How can he be charged?  He was stranded and swam to shore for his own safety not to invade the airport.  I imagine that the people who spent $100 million on the security system are embarrassed but that is not this guy's fault.

Max
Max

He wasn't charged for swimming to shore. He was charged for climbing an 8-foot fence that had "No trespassing" signs. If it was possible to go around, he should've done so.

How would you like it if someone broke into your house, claiming to be lost and looking for help?

IceTrey
IceTrey

He never claimed he was lost. He obviously knew he was at JFK. If I lived in a remote area and someone who really needed help broke into my house I wouldn't be that upset.

eifg
eifg

He did not break into a private home, the airport is a public facility and he did not enter with the intent of causing harm.  I don't know if it was possible to go around or not.  I suspect that the size of the airport would make it difficult.  I am willing to forgive the guy for climbing the fence since was in a bad situation.  Maybe he did not pick the best solution but I don't think it makes him a criminal.

IceTrey
IceTrey

The breech was detected. When the guy walked up to the ticket counter and asked for help. They didn't lock down the airport.

Max
Max

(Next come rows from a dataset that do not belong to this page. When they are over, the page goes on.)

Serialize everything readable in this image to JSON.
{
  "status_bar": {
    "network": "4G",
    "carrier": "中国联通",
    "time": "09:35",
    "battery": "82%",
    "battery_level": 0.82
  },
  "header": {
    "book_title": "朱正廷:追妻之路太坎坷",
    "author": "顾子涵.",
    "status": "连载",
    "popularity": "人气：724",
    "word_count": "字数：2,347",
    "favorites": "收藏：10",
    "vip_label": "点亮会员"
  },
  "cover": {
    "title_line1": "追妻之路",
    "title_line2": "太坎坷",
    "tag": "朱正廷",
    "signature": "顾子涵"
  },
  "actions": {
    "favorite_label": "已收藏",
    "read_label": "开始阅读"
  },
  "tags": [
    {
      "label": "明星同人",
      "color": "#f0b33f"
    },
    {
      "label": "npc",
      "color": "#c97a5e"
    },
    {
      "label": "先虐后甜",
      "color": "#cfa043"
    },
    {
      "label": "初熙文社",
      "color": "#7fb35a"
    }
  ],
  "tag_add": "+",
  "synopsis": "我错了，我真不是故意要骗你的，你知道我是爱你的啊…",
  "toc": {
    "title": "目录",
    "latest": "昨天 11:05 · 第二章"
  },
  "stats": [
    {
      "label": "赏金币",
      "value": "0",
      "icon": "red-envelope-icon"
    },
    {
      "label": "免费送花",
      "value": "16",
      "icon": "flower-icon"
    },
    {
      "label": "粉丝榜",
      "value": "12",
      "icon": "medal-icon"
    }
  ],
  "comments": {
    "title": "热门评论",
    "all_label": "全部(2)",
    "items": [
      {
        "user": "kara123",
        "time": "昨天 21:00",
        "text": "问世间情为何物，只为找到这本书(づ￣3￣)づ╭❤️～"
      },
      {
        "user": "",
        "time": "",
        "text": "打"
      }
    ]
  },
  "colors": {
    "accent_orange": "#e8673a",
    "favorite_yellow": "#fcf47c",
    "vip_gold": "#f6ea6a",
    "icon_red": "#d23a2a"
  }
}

I don't think an airport runway is a public facility. Had the breech been detected, the airport could've been locked down, causing delays for many people. The charges may be dropped in the end, but he did trespass, and the Port Authority has to deter copycats.